If you have been impacted by sexual, domestic or family violence, it's not your fault.
There are many ways for you to get the support you need.
One of our expert counsellors will listen to you and they will believe you.
We will work with you in the way that suits you best. You can decide how we move forward to help you to address the impacts of what you have experienced.
It doesn't matter how long ago it happened. We are here to offer you support.
We can also assist you with accessing services to support your immediate needs, telling family and friends, and getting medical support.
It's not okay
Violence and abuse is never acceptable and you are not responsible for any form of abuse you have experienced.
There are many excuses that can be used to justify abusive behaviour but it is important to remember that people choose to be violent and abusive.
It's not your fault
You may ask ‘how did I allow myself to get into this situation and what did I do?’ Violence and abuse are usually experienced as a gradual process and often we don't realise it's happening to us until it's too late.
In a relationship, it may start with subtle put downs or the breaking down of your boundaries until it comes to a point where you begin to feel unsafe.
Often the first indication that there is something wrong with the way you are being treated is how you feel. You may feel:
- Like something isn’t right
Trust your feelings/gut instinct – they are important. If you think sexual, domestic or family violence may be occurring in your relationship, think about how you feel when you are with your partner.
Your safety is the most important thing
It is a common misunderstanding that it is easy for a person to leave a violent, controlling and abusive relationship.
Leaving an abusive relationship permanently can take on average six attempts; each time the person may find they become stronger, clearer and more confident.
The number of barriers faced by people leaving an abusive relationship may seem overwhelming but it is important to remember that many people leave violent relationships and rebuild safe and fulfilling lives.
It's important to remember safety may not occur immediately after leaving a violent situation. Separation can be the time of greatest danger. It is important to have a clear safety plan before you leave. We are here 24/7 to support you to develop this for your own situation.
Support is available
Leaving an abusive relationship is a positive choice for you, however, the process can still be difficult.
It is helpful to have the support of people who are experienced with helping others in abusive relationships.
Find out about and use community resources for support.
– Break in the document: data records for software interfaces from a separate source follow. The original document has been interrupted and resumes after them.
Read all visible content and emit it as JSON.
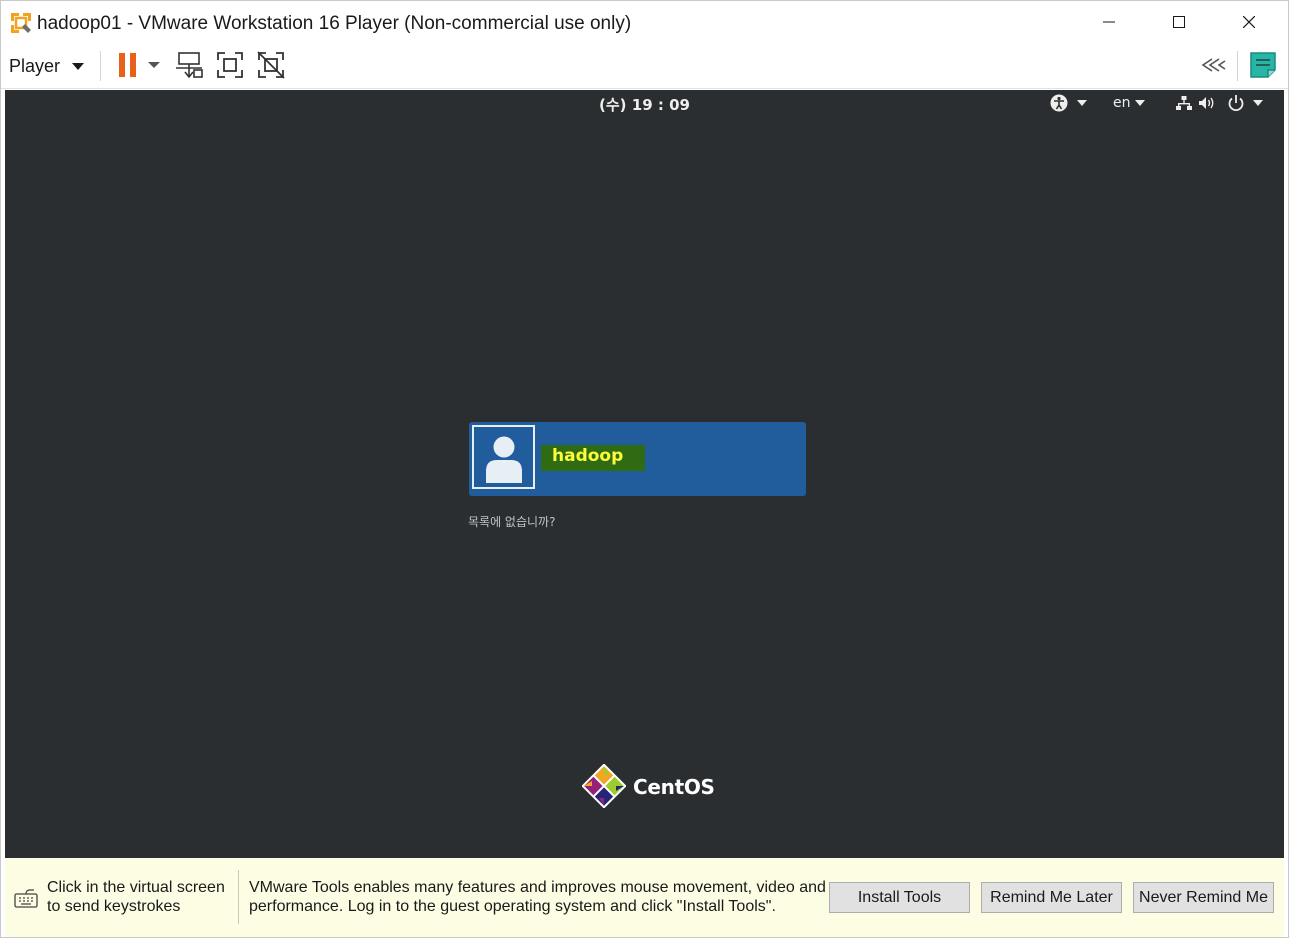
{
  "window": {
    "title": "hadoop01 - VMware Workstation 16 Player (Non-commercial use only)",
    "controls": {
      "minimize": "minimize-icon",
      "maximize": "maximize-icon",
      "close": "close-icon"
    }
  },
  "toolbar": {
    "player_label": "Player",
    "icons": [
      "pause-icon",
      "send-ctrl-alt-del-icon",
      "full-screen-icon",
      "unity-icon",
      "collapse-icon",
      "library-notes-icon"
    ]
  },
  "guest": {
    "clock": "(수) 19 : 09",
    "language": "en",
    "system_icons": [
      "accessibility-icon",
      "network-icon",
      "volume-icon",
      "power-icon"
    ],
    "login": {
      "user_name": "hadoop",
      "not_listed": "목록에 없습니까?"
    },
    "brand": "CentOS"
  },
  "hint_bar": {
    "click_hint": "Click in the virtual screen to send keystrokes",
    "tools_message": "VMware Tools enables many features and improves mouse movement, video and performance. Log in to the guest operating system and click \"Install Tools\".",
    "install_button": "Install Tools",
    "remind_later_button": "Remind Me Later",
    "never_remind_button": "Never Remind Me"
  },
  "colors": {
    "guest_background": "#2b2e31",
    "user_card": "#215d9c",
    "name_highlight": "#2f6b12",
    "name_text": "#fdfd3c",
    "pause_accent": "#e8611a",
    "notes_accent": "#27b5a5",
    "hint_bar_bg": "#fdfde4"
  }
}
These may include:
- Support groups
- Single parent support services
- Free community counselling services
- Recreation centres
- Educational resources
Anyone concerned about violence or controlling behaviour from a partner, ex partner or other relationship should consider safety planning.